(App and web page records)
^^^^

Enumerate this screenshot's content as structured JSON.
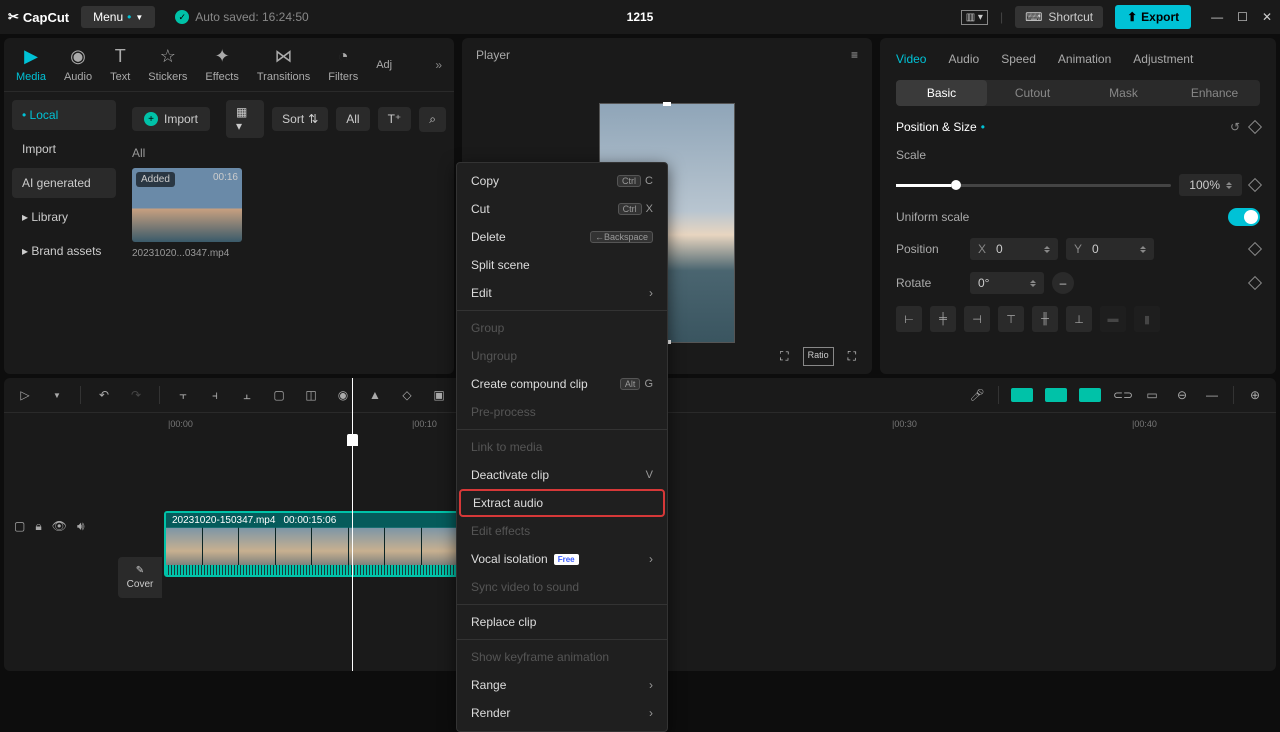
{
  "titlebar": {
    "logo": "CapCut",
    "menu": "Menu",
    "autosave": "Auto saved: 16:24:50",
    "title": "1215",
    "shortcut": "Shortcut",
    "export": "Export"
  },
  "topTabs": {
    "media": "Media",
    "audio": "Audio",
    "text": "Text",
    "stickers": "Stickers",
    "effects": "Effects",
    "transitions": "Transitions",
    "filters": "Filters",
    "adj": "Adj"
  },
  "mediaSidebar": {
    "local": "Local",
    "import": "Import",
    "aigen": "AI generated",
    "library": "Library",
    "brand": "Brand assets"
  },
  "mediaToolbar": {
    "import": "Import",
    "sort": "Sort",
    "all": "All",
    "allLabel": "All"
  },
  "thumb": {
    "added": "Added",
    "duration": "00:16",
    "name": "20231020...0347.mp4"
  },
  "player": {
    "title": "Player",
    "ratio": "Ratio"
  },
  "propTabs": {
    "video": "Video",
    "audio": "Audio",
    "speed": "Speed",
    "animation": "Animation",
    "adjustment": "Adjustment"
  },
  "subTabs": {
    "basic": "Basic",
    "cutout": "Cutout",
    "mask": "Mask",
    "enhance": "Enhance"
  },
  "props": {
    "section": "Position & Size",
    "scale": "Scale",
    "scaleVal": "100%",
    "uniform": "Uniform scale",
    "position": "Position",
    "x": "X",
    "xVal": "0",
    "y": "Y",
    "yVal": "0",
    "rotate": "Rotate",
    "rotateVal": "0°"
  },
  "timeline": {
    "ticks": [
      "|00:00",
      "|00:10",
      "|00:30",
      "|00:40"
    ],
    "cover": "Cover",
    "clipName": "20231020-150347.mp4",
    "clipDur": "00:00:15:06"
  },
  "ctx": {
    "copy": "Copy",
    "copyKey": "C",
    "cut": "Cut",
    "cutKey": "X",
    "delete": "Delete",
    "deleteKey": "Backspace",
    "split": "Split scene",
    "edit": "Edit",
    "group": "Group",
    "ungroup": "Ungroup",
    "compound": "Create compound clip",
    "compoundKey": "G",
    "preprocess": "Pre-process",
    "link": "Link to media",
    "deactivate": "Deactivate clip",
    "deactivateKey": "V",
    "extract": "Extract audio",
    "editfx": "Edit effects",
    "vocal": "Vocal isolation",
    "free": "Free",
    "sync": "Sync video to sound",
    "replace": "Replace clip",
    "keyframe": "Show keyframe animation",
    "range": "Range",
    "render": "Render"
  }
}
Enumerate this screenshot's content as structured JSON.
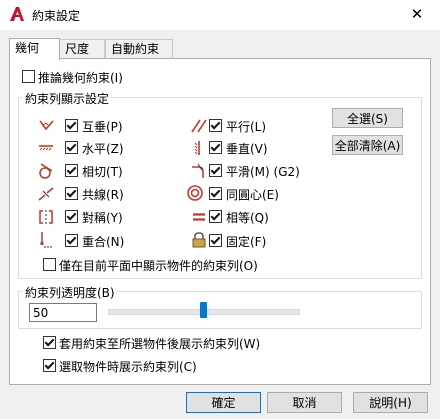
{
  "window": {
    "title": "約束設定",
    "close_glyph": "✕"
  },
  "tabs": [
    {
      "label": "幾何"
    },
    {
      "label": "尺度"
    },
    {
      "label": "自動約束"
    }
  ],
  "infer": {
    "label": "推論幾何約束(I)",
    "checked": false
  },
  "display_group": {
    "title": "約束列顯示設定",
    "items": [
      {
        "label": "互垂(P)",
        "icon": "perpendicular-icon",
        "checked": true
      },
      {
        "label": "平行(L)",
        "icon": "parallel-icon",
        "checked": true
      },
      {
        "label": "水平(Z)",
        "icon": "horizontal-icon",
        "checked": true
      },
      {
        "label": "垂直(V)",
        "icon": "vertical-icon",
        "checked": true
      },
      {
        "label": "相切(T)",
        "icon": "tangent-icon",
        "checked": true
      },
      {
        "label": "平滑(M) (G2)",
        "icon": "smooth-icon",
        "checked": true
      },
      {
        "label": "共線(R)",
        "icon": "collinear-icon",
        "checked": true
      },
      {
        "label": "同圓心(E)",
        "icon": "concentric-icon",
        "checked": true
      },
      {
        "label": "對稱(Y)",
        "icon": "symmetric-icon",
        "checked": true
      },
      {
        "label": "相等(Q)",
        "icon": "equal-icon",
        "checked": true
      },
      {
        "label": "重合(N)",
        "icon": "coincident-icon",
        "checked": true
      },
      {
        "label": "固定(F)",
        "icon": "fix-lock-icon",
        "checked": true
      }
    ],
    "select_all_label": "全選(S)",
    "clear_all_label": "全部清除(A)",
    "current_plane": {
      "label": "僅在目前平面中顯示物件的約束列(O)",
      "checked": false
    }
  },
  "transparency": {
    "title": "約束列透明度(B)",
    "value": "50",
    "slider_fraction": 0.5
  },
  "apply_after": {
    "label": "套用約束至所選物件後展示約束列(W)",
    "checked": true
  },
  "show_on_select": {
    "label": "選取物件時展示約束列(C)",
    "checked": true
  },
  "buttons": {
    "ok": "確定",
    "cancel": "取消",
    "help": "說明(H)"
  },
  "colors": {
    "accent": "#0078d7",
    "icon_red": "#c0392b",
    "brand_red": "#c8102e"
  }
}
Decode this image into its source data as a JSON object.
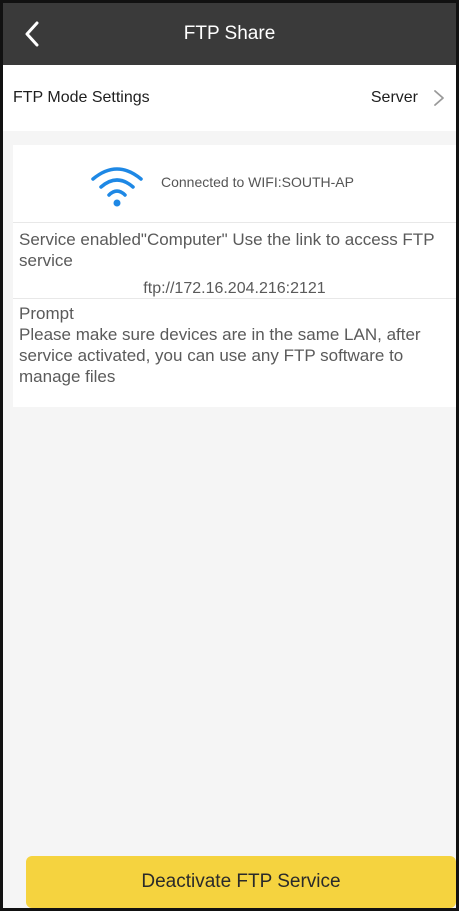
{
  "header": {
    "title": "FTP Share",
    "back_icon": "chevron-left-icon"
  },
  "mode_settings": {
    "label": "FTP Mode Settings",
    "value": "Server",
    "chevron_icon": "chevron-right-icon"
  },
  "connection": {
    "wifi_icon": "wifi-icon",
    "status_text": "Connected to WIFI:SOUTH-AP",
    "service_text": "Service enabled\"Computer\" Use the link to access FTP service",
    "ftp_url": "ftp://172.16.204.216:2121"
  },
  "prompt": {
    "title": "Prompt",
    "body": "Please make sure devices are in the same LAN, after service activated, you can use any FTP software to manage files"
  },
  "action": {
    "deactivate_label": "Deactivate FTP Service"
  },
  "colors": {
    "header_bg": "#3a3a3a",
    "accent_button": "#f5d33f",
    "wifi_blue": "#1e88e5"
  }
}
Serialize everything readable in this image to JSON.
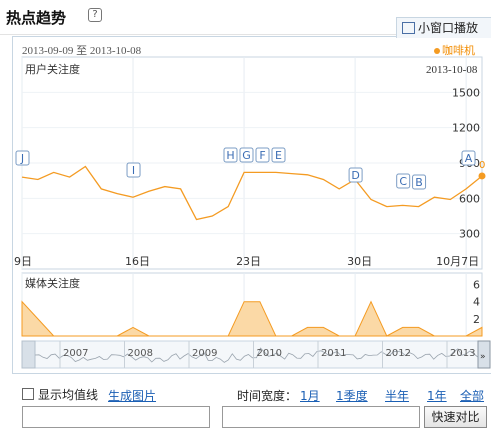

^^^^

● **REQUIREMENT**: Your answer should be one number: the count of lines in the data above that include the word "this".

● **OUTPUT BELOW**: 4